Mr Forbes shows his customary affection for the British character with all its eccentricities and pulls off the difficult trick of directing with a firm hand whilst displaying a light touch. One half hour could easily have been cut from the length and the pace of the entire film would have been much better. The other lives in ill health and poverty as the only support of his perpetually confused grandson. What else do you want? Ralph Richardson shines throughout as the cheerful collector of facts, which he blithely inflicts upon anyone foolish enough to stop and listen to him. It is by far Bryan Forbes best film as this is brilliantly and perfectly directed. Peacock steals every scene he's in. He is mesmerising, unbelievably funny and it is one of the greatest comedy characterisations I've seen.
In my considered opinion, this is one of the best British comedies of all time and I flatter myself that I am not usually given to hyperbole. The actors involved give the impression they're delighted to be in the film, as they should be. The humor is quiet, with a Victorian hush over the proceedings, lending a perhaps tongue in cheek funereal respect to its theme of death with laughter. We watch the group dwindle until only two brothers are left. This is what British acting is all about. The script and story are hilarious and keep a fast but not rushed pace until the slightly rushed ending which is the only slight shame but it is not a bad ending at all and does not detract from the whole films appeal.
A delightful chase of horse-drawn funeral home carriages includes a ride through a band playing ragtime which has to change to somber funeral music every time these carriages go through the park they are playing in. However it is certainly worth watching. They concentrated their gifts on character developments on their central story figures Holmes and Watson, Father Brown, Max Carrados , but the basic plot development is what pulls the story along for all of them. This is by no means a master piece, frankly with such a stellar cast it is rather disappointing. I was intrigued that with so many fantastic comedic actors I had never heard of this film. The plot is solid and humorous throughout yet it depends on the basic slapstick for its conclusion.
But, it is not nearly as good as the reviews would indicate. Tony Hancock appears as the Detective, in what I believe was his last filmed role before his death. All of the clichés of repression and morbidity are always very over the top and they are here. Far too much is made of Peter Sellers role as the disgraced physician. One brother is watched by his nephews who will keep him alive at all costs, the other lives in ill health and poverty as the only support of his fairly stupid grandson. It's an elaborate wager where a bunch of people put up a sum of money individually, and the last survivor gets the bulk of it. Spigot, hops about on one leg and doesn't entirely stand up for itself.

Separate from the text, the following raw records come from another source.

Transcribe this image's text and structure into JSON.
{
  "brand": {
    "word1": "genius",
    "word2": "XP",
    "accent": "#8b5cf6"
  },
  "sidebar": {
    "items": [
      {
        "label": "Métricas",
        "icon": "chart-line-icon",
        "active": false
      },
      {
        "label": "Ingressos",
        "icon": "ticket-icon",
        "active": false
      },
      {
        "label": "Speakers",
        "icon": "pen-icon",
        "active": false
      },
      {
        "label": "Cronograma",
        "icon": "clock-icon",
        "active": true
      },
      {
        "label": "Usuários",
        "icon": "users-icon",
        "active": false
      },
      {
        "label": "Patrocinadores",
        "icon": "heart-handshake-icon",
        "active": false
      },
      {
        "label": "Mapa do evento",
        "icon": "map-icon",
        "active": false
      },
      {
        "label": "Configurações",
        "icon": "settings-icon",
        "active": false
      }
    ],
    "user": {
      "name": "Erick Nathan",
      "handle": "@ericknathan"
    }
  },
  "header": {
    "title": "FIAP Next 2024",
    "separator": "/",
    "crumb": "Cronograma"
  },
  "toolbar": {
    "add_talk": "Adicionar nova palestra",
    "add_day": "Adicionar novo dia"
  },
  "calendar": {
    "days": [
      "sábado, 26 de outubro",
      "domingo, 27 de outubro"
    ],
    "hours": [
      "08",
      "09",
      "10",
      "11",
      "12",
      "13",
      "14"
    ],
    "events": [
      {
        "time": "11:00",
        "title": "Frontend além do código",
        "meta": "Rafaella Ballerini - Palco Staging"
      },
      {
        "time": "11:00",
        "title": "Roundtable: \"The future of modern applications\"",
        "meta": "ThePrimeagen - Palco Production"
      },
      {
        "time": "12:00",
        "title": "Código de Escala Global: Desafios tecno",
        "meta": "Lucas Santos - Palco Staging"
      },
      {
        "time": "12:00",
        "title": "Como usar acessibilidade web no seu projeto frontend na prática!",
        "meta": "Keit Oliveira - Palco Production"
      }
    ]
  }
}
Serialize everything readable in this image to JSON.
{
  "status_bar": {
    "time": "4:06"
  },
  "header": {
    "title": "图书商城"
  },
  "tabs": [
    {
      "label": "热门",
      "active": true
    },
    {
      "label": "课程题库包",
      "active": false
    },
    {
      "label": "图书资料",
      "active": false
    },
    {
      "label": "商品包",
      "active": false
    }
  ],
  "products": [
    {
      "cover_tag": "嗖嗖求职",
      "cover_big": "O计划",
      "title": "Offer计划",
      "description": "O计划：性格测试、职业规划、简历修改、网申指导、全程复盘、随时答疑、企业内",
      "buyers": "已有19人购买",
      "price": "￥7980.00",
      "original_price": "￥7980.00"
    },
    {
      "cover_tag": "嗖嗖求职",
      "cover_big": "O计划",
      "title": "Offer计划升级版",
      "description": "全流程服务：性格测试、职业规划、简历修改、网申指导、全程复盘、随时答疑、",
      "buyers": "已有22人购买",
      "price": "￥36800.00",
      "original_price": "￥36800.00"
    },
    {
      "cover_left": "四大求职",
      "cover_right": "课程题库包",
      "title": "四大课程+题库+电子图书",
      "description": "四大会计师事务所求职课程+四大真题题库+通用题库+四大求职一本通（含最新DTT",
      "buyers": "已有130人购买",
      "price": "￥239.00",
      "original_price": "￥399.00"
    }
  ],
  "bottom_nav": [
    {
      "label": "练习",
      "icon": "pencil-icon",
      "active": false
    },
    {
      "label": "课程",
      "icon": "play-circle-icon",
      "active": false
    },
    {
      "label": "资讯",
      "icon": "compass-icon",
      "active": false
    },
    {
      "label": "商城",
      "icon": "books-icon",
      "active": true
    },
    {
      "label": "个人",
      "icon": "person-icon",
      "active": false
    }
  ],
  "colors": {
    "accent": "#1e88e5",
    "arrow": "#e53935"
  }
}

Lots of fun, with a crazy finale befitting the film. There are many reasons to enjoy this film. The then younger generation, however, does not pale by comparison. Only Nanette Newman the director's wife doesn't seem quite up to her part, being a better actress in modern dress; but she's quite pretty enough and she's good enough not to be utterly lost even in this ensemble of extremely talented actors. All the actors seem to realize that they must take this sort of comedy seriously -- mugging kills this sort of humor. This film has a feast of British 1960s film stars, from the well-known Michael Caine, Ralph Richardson to the more obscure Willoughby Goddard, Tutte Lemkov, Nanette Newman - the director's wife. On the other hand I might have ended up the victim of a fiendish plot by disgruntled relatives.